▶ **EXERCISE BRIEF**: Please count how many lines below contain the word "tariff" and reply with only that number.

▶ **DATA**:
____

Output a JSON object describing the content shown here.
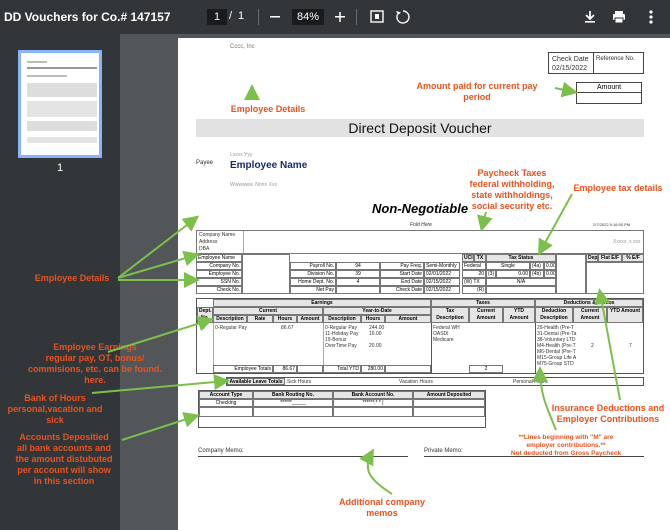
{
  "viewer": {
    "title": "DD Vouchers for Co.# 147157",
    "current_page": "1",
    "page_sep": "/",
    "total_pages": "1",
    "zoom": "84%",
    "thumb_number": "1"
  },
  "voucher": {
    "company_blur": "Cccc, Inc",
    "check_date_label": "Check Date",
    "check_date": "02/15/2022",
    "reference_label": "Reference No.",
    "amount_label": "Amount",
    "heading": "Direct Deposit Voucher",
    "payee_label": "Payee",
    "payee_blur_top": "Lxxxx Yyy",
    "employee_name": "Employee Name",
    "payee_blur_bottom": "Wwwwww, Nnnn Xxx",
    "non_negotiable": "Non-Negotiable",
    "fold_here": "Fold Here",
    "print_stamp": "2/7/2022 5:16:00 PM",
    "company_blur_right": "Xxxxx, x xxx",
    "info_left": [
      [
        "Company Name",
        ""
      ],
      [
        "Address",
        ""
      ],
      [
        "DBA",
        ""
      ]
    ],
    "employee_rows": [
      [
        "Employee Name",
        "",
        "",
        "",
        "",
        ""
      ],
      [
        "Company No.",
        "",
        "Payroll No.",
        "94",
        "Pay Freq.",
        "Semi-Monthly"
      ],
      [
        "Employee No.",
        "",
        "Division No.",
        "39",
        "Start Date",
        "02/01/2022"
      ],
      [
        "SSN No.",
        "",
        "Home Dept. No.",
        "4",
        "End Date",
        "02/15/2022"
      ],
      [
        "Check No.",
        "",
        "Net Pay",
        "",
        "Check Date",
        "02/15/2022"
      ]
    ],
    "tax_header": [
      "UCI",
      "TX",
      "Tax Status"
    ],
    "tax_rows": [
      [
        "Federal",
        "Single",
        "(4a)",
        "0.00"
      ],
      [
        "20",
        "(3)",
        "0.00",
        "(4b)",
        "0.00"
      ],
      [
        "(W) TX",
        "N/A"
      ],
      [
        "(R)",
        ""
      ]
    ],
    "dep_header": [
      "Dep",
      "Flat E/F",
      "% E/F"
    ],
    "sections": {
      "earnings": "Earnings",
      "taxes": "Taxes",
      "deductions": "Deductions & Memos",
      "current": "Current",
      "ytd": "Year-to-Date"
    },
    "earn_cols": [
      "Dept. No.",
      "Description",
      "Rate",
      "Hours",
      "Amount",
      "Description",
      "Hours",
      "Amount",
      "Tax Description",
      "Current Amount",
      "YTD Amount",
      "Deduction Description",
      "Current Amount",
      "YTD Amount"
    ],
    "earn_rows": {
      "dept": "4",
      "desc": "0-Regular Pay",
      "hours": "86.67",
      "ytd_desc": [
        "0-Regular Pay",
        "11-Holiday Pay",
        "19-Bonus",
        "OverTime Pay"
      ],
      "ytd_hours": [
        "244.00",
        "16.00",
        "",
        "20.00"
      ],
      "tax_desc": [
        "Federal WH",
        "OASDI",
        "Medicare"
      ],
      "ded_desc": [
        "29-Health (Pre-T",
        "31-Dental (Pre-Ta",
        "38-Voluntary LTD",
        "M4-Health (Pre-T",
        "M6-Dental (Pre-T",
        "M15-Group Life A",
        "M75-Group STD"
      ],
      "ded_cur": [
        "2"
      ],
      "ded_ytd": [
        "7"
      ]
    },
    "totals": {
      "emp_totals_label": "Employee Totals",
      "emp_hours": "86.67",
      "ytd_label": "Total YTD",
      "ytd_hours": "280.00",
      "tax_cur": "2"
    },
    "leave": {
      "available_label": "Available Leave Totals",
      "sick": "Sick Hours",
      "vacation": "Vacation Hours",
      "personal": "Personal Hours"
    },
    "accounts": {
      "cols": [
        "Account Type",
        "Bank Routing No.",
        "Bank Account No.",
        "Amount Deposited"
      ],
      "row": [
        "Checking",
        "******_____",
        "******:* * |",
        ""
      ]
    },
    "company_memo": "Company Memo:",
    "private_memo": "Private Memo:"
  },
  "annotations": {
    "employee_details_top": "Employee Details",
    "amount_paid": "Amount paid for current pay period",
    "paycheck_taxes": "Paycheck Taxes\nfederal withholding,\nstate withholdings,\nsocial security etc.",
    "employee_tax": "Employee tax details",
    "employee_details_left": "Employee Details",
    "employee_earnings": "Employee Earnings\nregular pay, OT, bonus/\ncommisions, etc. can be found.\nhere.",
    "bank_hours": "Bank of Hours\npersonal,vacation and sick",
    "accounts_deposited": "Accounts Depositied\nall bank accounts and\nthe amount distubuted\nper account will show\nin this section",
    "insurance": "Insurance Deductions and\nEmployer Contributions",
    "lines_m": "**Lines beginning with \"M\" are\nemployer contributions.**\nNot deducted from Gross Paycheck",
    "company_memos": "Additional company memos"
  },
  "colors": {
    "annotation": "#e8531f",
    "arrow": "#7cc04b",
    "viewer_bg": "#525659",
    "toolbar": "#323639"
  },
  "icons": [
    "minus-icon",
    "plus-icon",
    "fit-page-icon",
    "rotate-icon",
    "download-icon",
    "print-icon",
    "more-vert-icon"
  ]
}
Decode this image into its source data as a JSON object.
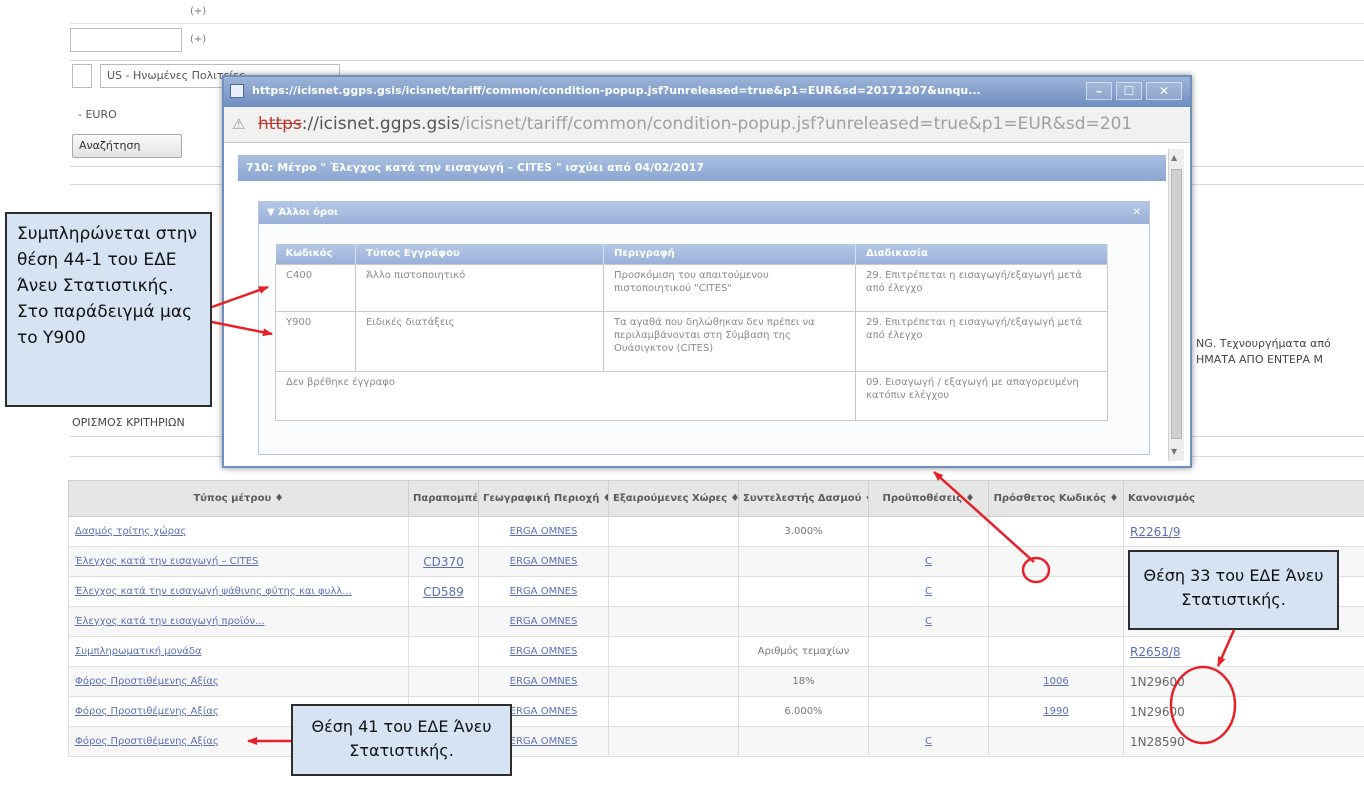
{
  "background": {
    "top_mini": "(+)",
    "field_country": "US - Ηνωμένες Πολιτείες",
    "field_currency": "- EURO",
    "search_button": "Αναζήτηση",
    "criteria_label": "ΟΡΙΣΜΟΣ ΚΡΙΤΗΡΙΩΝ",
    "right_text_1": "ΝG. Τεχνουργήματα από",
    "right_text_2": "ΗΜΑΤΑ ΑΠΟ ΕΝΤΕΡΑ Μ"
  },
  "popup": {
    "window_title": "https://icisnet.ggps.gsis/icisnet/tariff/common/condition-popup.jsf?unreleased=true&p1=EUR&sd=20171207&unqu...",
    "url_https": "https",
    "url_host": "://icisnet.ggps.gsis",
    "url_path": "/icisnet/tariff/common/condition-popup.jsf?unreleased=true&p1=EUR&sd=201",
    "header": "710: Μέτρο \" Έλεγχος κατά την εισαγωγή – CITES \" ισχύει από 04/02/2017",
    "panel_title": "Άλλοι όροι",
    "columns": [
      "Κωδικός",
      "Τύπος Εγγράφου",
      "Περιγραφή",
      "Διαδικασία"
    ],
    "rows": [
      {
        "code": "C400",
        "type": "Άλλο πιστοποιητικό",
        "description": "Προσκόμιση του απαιτούμενου πιστοποιητικού \"CITES\"",
        "procedure": "29. Επιτρέπεται η εισαγωγή/εξαγωγή μετά από έλεγχο"
      },
      {
        "code": "Y900",
        "type": "Ειδικές διατάξεις",
        "description": "Τα αγαθά που δηλώθηκαν δεν πρέπει να περιλαμβάνονται στη Σύμβαση της Ουάσιγκτον (CITES)",
        "procedure": "29. Επιτρέπεται η εισαγωγή/εξαγωγή μετά από έλεγχο"
      },
      {
        "code": "",
        "type": "Δεν βρέθηκε έγγραφο",
        "description": "",
        "procedure": "09. Εισαγωγή / εξαγωγή με απαγορευμένη κατόπιν ελέγχου"
      }
    ]
  },
  "main_table": {
    "columns": [
      "Τύπος μέτρου",
      "Παραπομπές",
      "Γεωγραφική Περιοχή",
      "Εξαιρούμενες Χώρες",
      "Συντελεστής Δασμού",
      "Προϋποθέσεις",
      "Πρόσθετος Κωδικός",
      "Κανονισμός"
    ],
    "rows": [
      {
        "type": "Δασμός τρίτης χώρας",
        "ref": "",
        "geo": "ERGA OMNES",
        "excl": "",
        "duty": "3.000%",
        "cond": "",
        "addcode": "",
        "reg": "R2261/9"
      },
      {
        "type": "Έλεγχος κατά την εισαγωγή – CITES",
        "ref": "CD370",
        "geo": "ERGA OMNES",
        "excl": "",
        "duty": "",
        "cond": "C",
        "addcode": "",
        "reg": ""
      },
      {
        "type": "Έλεγχος κατά την εισαγωγή ψάθινης φύτης και φυλλ...",
        "ref": "CD589",
        "geo": "ERGA OMNES",
        "excl": "",
        "duty": "",
        "cond": "C",
        "addcode": "",
        "reg": ""
      },
      {
        "type": "Έλεγχος κατά την εισαγωγή προϊόν...",
        "ref": "",
        "geo": "ERGA OMNES",
        "excl": "",
        "duty": "",
        "cond": "C",
        "addcode": "",
        "reg": ""
      },
      {
        "type": "Συμπληρωματική μονάδα",
        "ref": "",
        "geo": "ERGA OMNES",
        "excl": "",
        "duty": "Αριθμός τεμαχίων",
        "cond": "",
        "addcode": "",
        "reg": "R2658/8"
      },
      {
        "type": "Φόρος Προστιθέμενης Αξίας",
        "ref": "",
        "geo": "ERGA OMNES",
        "excl": "",
        "duty": "18%",
        "cond": "",
        "addcode": "1006",
        "reg": "1N29600"
      },
      {
        "type": "Φόρος Προστιθέμενης Αξίας",
        "ref": "",
        "geo": "ERGA OMNES",
        "excl": "",
        "duty": "6.000%",
        "cond": "",
        "addcode": "1990",
        "reg": "1N29600"
      },
      {
        "type": "Φόρος Προστιθέμενης Αξίας",
        "ref": "",
        "geo": "ERGA OMNES",
        "excl": "",
        "duty": "",
        "cond": "C",
        "addcode": "",
        "reg": "1N28590"
      }
    ]
  },
  "annotations": {
    "left": "Συμπληρώνεται στην θέση 44-1 του ΕΔΕ Άνευ Στατιστικής. Στο παράδειγμά μας το Y900",
    "middle": "Θέση 41 του ΕΔΕ Άνευ Στατιστικής.",
    "right": "Θέση 33 του ΕΔΕ Άνευ Στατιστικής.",
    "arrow_color": "#e8202a"
  }
}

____

▶ **ANSWER FOR THE TASK**: 2